Although the written terms within a contract are very important in assessing any potential IR35 issues, there is another aspect which needs to be factored into the assessment and that is the working practices between the contractor and the end client.
Should HMRC investigate a contractor from an IR35 perspective, the Revenue will review both the written contract and the nature of the working relationship. The reason HMRC are interested in the actual relationship between the parties is to ensure that it is a legitimate business to business arrangement, and that the contractor is not acting or being treated as an employee of the end client by the manner in which he or she acts and works, regardless of what the contract might say.
For example, although the contract may stipulate that the contractor has the control over how he or she performs the services agreed, if in practice, the end client sets strict guidelines on what the contractor should be doing and how, then the clause in the contract is not a true reflection of what is happening in reality. Equally, the contract may allow for a substitute individual to be provided but if the end client would never, in practice, allow this, HMRC may seek to use this to negate the impact of this clause in their arguments when challenging the nature of the relationship.
So, even if a written contract has been reviewed from an IR35 perspective and there are strong clauses regarding one or more of the three key tests (personal service, control and mutuality of obligation), it is potentially not enough just to have it in writing. The clauses need to be borne out by reality in the event of an HMRC investigation, i.e. the contractor should be able to demonstrate control over the work, or that a substitute really could be used if necessary (though, of course, one does not actually have to have been used to evidence this).

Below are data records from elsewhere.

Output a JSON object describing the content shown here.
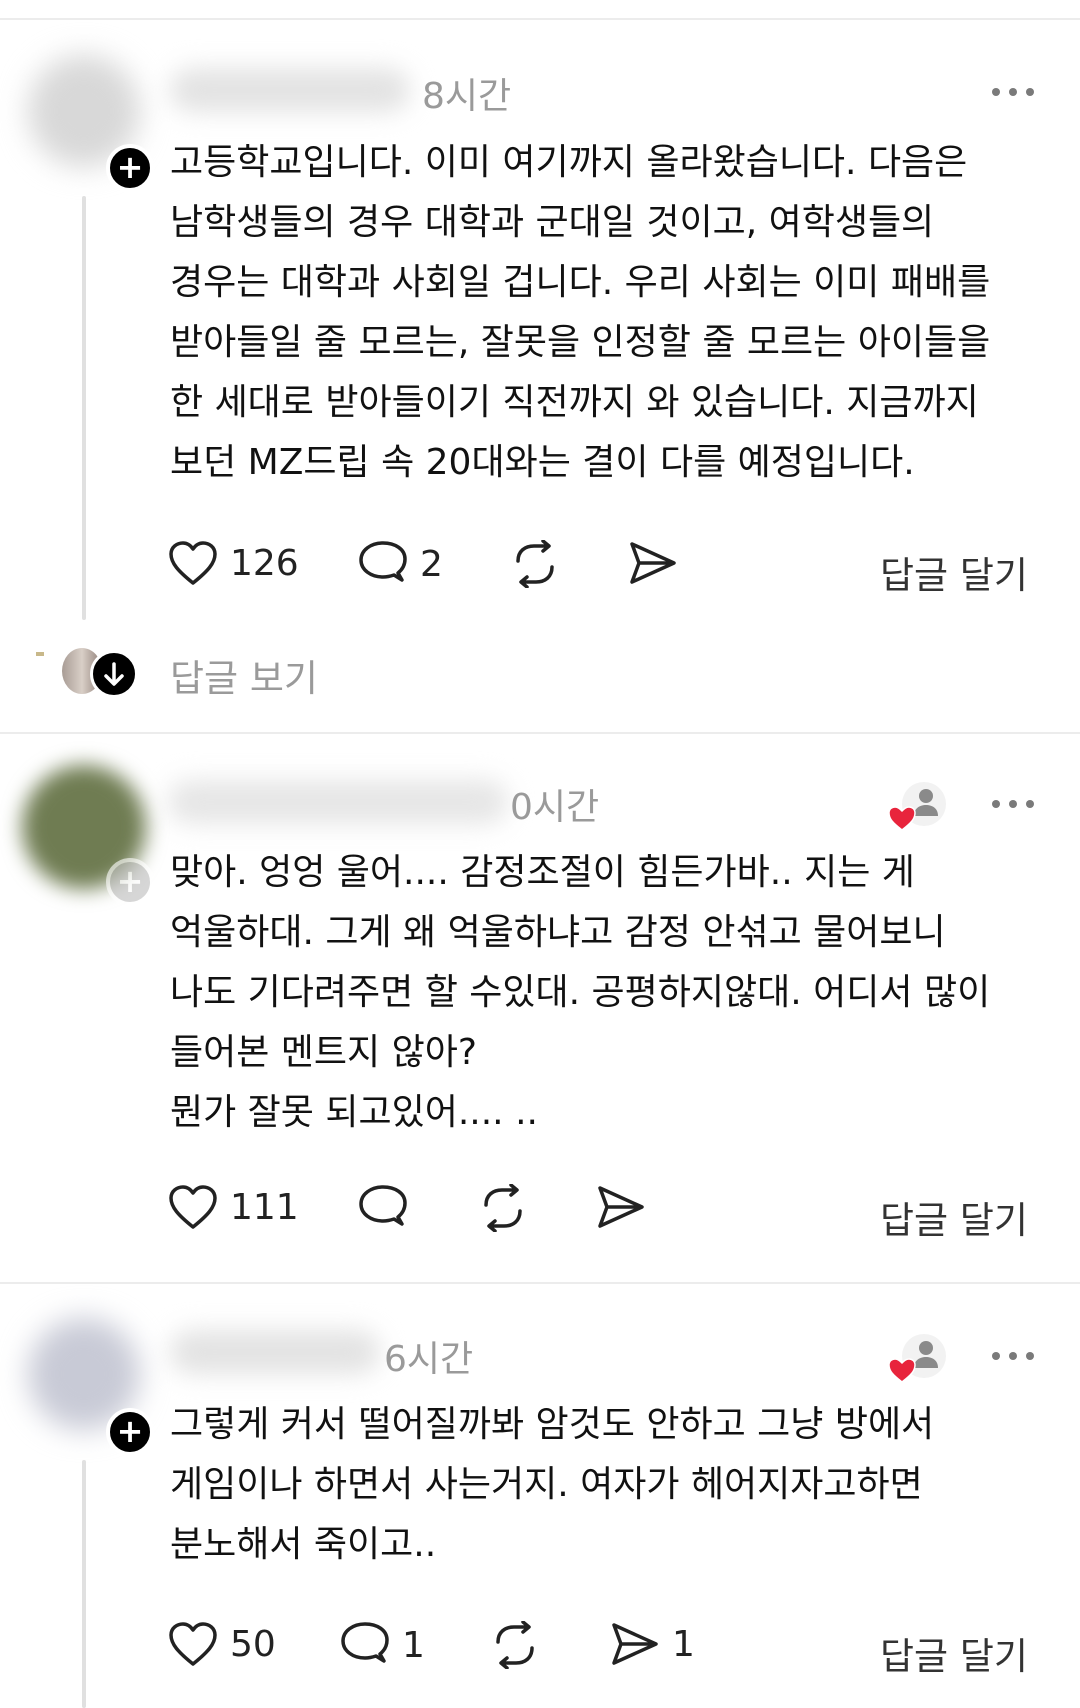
{
  "comments": [
    {
      "time": "8시간",
      "text": "고등학교입니다. 이미 여기까지 올라왔습니다. 다음은\n남학생들의 경우 대학과 군대일 것이고, 여학생들의\n경우는 대학과 사회일 겁니다. 우리 사회는 이미 패배를\n받아들일 줄 모르는, 잘못을 인정할 줄 모르는 아이들을\n한 세대로 받아들이기 직전까지 와 있습니다. 지금까지\n보던 MZ드립 속 20대와는 결이 다를 예정입니다.",
      "likes": "126",
      "comments": "2",
      "shares": "",
      "reply_label": "답글 달기",
      "view_replies": "답글 보기"
    },
    {
      "time": "0시간",
      "text": "맞아. 엉엉 울어.... 감정조절이 힘든가바.. 지는 게\n억울하대. 그게 왜 억울하냐고 감정 안섞고 물어보니\n나도 기다려주면 할 수있대. 공평하지않대. 어디서 많이\n들어본 멘트지 않아?\n뭔가 잘못 되고있어.... ..",
      "likes": "111",
      "comments": "",
      "shares": "",
      "reply_label": "답글 달기"
    },
    {
      "time": "6시간",
      "text": "그렇게 커서 떨어질까봐 암것도 안하고 그냥 방에서\n게임이나 하면서 사는거지. 여자가 헤어지자고하면\n분노해서 죽이고..",
      "likes": "50",
      "comments": "1",
      "shares": "1",
      "reply_label": "답글 달기"
    }
  ],
  "colors": {
    "text": "#111111",
    "muted": "#9a9a9a",
    "heart_red": "#e8243c"
  }
}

However, the above in no way diminishes the importance of having a good, genuinely drafted contract in place, which supports the commercial reality of the engagement and this will go a long way to establishing a proper business-to-business relationship. It is important that both the contract and the underlying working practices are in place, since with a contract that does not support at least one of the three key tests, HMRC would argue that there is no right for the contractor to exercise control or provide a substitute, even if he or she could do so in reality.
To be safe in the event of an IR35 challenge, both the contract and the underlying working practices must reflect a business-to-business relationship.